### The input:
=== Section Start ===
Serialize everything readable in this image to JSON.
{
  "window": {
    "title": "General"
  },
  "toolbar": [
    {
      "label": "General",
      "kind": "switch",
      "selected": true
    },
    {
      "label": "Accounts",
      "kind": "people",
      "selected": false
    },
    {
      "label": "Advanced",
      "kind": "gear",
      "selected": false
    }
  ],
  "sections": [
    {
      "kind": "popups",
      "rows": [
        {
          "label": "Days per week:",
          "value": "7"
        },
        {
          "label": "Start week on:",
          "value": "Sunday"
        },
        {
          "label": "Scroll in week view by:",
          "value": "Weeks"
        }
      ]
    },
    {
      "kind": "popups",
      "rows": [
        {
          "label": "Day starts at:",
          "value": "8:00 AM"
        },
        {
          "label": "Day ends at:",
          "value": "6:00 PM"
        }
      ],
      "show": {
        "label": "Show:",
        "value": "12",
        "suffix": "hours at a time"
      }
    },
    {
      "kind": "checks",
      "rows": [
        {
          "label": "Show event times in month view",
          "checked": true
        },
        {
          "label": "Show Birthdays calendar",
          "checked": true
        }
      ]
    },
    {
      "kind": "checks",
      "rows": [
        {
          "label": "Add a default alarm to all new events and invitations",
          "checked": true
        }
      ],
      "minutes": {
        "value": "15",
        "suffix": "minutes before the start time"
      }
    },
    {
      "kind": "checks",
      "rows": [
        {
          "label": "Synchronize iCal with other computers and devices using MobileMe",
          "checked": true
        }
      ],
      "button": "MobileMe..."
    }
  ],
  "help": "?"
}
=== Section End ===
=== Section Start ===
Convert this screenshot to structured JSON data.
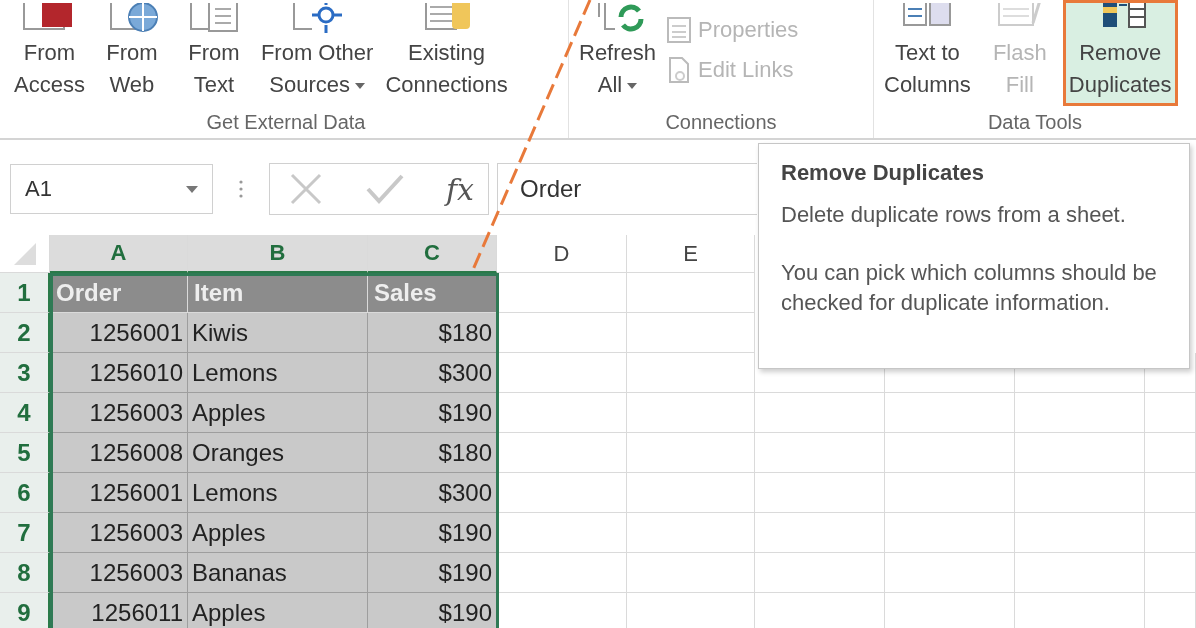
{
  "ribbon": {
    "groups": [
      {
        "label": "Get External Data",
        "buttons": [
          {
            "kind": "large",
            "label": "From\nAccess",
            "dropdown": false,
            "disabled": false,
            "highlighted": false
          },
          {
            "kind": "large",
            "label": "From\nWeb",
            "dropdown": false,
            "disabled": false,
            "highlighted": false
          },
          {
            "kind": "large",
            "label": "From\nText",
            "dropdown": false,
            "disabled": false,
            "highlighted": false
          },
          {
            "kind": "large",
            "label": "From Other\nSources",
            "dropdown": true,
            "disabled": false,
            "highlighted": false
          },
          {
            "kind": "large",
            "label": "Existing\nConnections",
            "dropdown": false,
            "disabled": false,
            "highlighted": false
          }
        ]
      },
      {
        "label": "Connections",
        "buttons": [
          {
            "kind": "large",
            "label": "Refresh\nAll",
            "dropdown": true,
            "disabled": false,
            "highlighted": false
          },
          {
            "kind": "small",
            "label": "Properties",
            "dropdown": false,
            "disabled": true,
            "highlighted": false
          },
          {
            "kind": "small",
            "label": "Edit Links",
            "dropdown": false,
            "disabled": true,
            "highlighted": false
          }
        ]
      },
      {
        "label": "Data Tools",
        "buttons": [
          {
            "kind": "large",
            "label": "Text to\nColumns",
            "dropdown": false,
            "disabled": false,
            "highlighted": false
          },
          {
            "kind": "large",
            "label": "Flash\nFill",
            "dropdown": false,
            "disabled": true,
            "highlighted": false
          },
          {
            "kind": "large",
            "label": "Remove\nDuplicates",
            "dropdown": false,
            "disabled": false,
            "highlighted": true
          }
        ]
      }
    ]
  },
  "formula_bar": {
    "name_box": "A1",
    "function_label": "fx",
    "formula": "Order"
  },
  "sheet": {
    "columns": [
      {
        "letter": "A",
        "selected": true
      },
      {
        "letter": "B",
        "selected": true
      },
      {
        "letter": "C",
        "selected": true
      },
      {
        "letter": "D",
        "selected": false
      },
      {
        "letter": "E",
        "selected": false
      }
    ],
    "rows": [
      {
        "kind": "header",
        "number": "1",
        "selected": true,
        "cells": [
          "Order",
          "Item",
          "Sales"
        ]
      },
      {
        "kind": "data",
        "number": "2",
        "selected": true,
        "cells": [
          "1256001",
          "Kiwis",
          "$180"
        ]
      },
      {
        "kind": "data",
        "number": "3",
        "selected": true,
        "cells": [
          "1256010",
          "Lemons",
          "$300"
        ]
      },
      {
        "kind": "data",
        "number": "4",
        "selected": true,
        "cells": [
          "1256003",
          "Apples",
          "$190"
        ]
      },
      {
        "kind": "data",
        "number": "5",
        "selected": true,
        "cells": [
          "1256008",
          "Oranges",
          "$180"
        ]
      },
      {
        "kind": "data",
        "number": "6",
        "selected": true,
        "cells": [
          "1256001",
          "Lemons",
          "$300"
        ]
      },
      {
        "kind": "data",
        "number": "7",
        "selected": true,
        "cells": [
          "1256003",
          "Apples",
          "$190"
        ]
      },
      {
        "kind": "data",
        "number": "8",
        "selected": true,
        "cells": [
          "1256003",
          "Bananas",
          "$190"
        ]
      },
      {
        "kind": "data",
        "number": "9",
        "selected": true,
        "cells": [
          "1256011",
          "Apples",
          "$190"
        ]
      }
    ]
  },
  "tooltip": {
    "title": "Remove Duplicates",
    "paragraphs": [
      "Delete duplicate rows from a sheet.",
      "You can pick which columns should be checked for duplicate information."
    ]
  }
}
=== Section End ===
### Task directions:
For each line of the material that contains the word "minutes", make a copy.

### Answer section:
      "minutes": {
        "suffix": "minutes before the start time"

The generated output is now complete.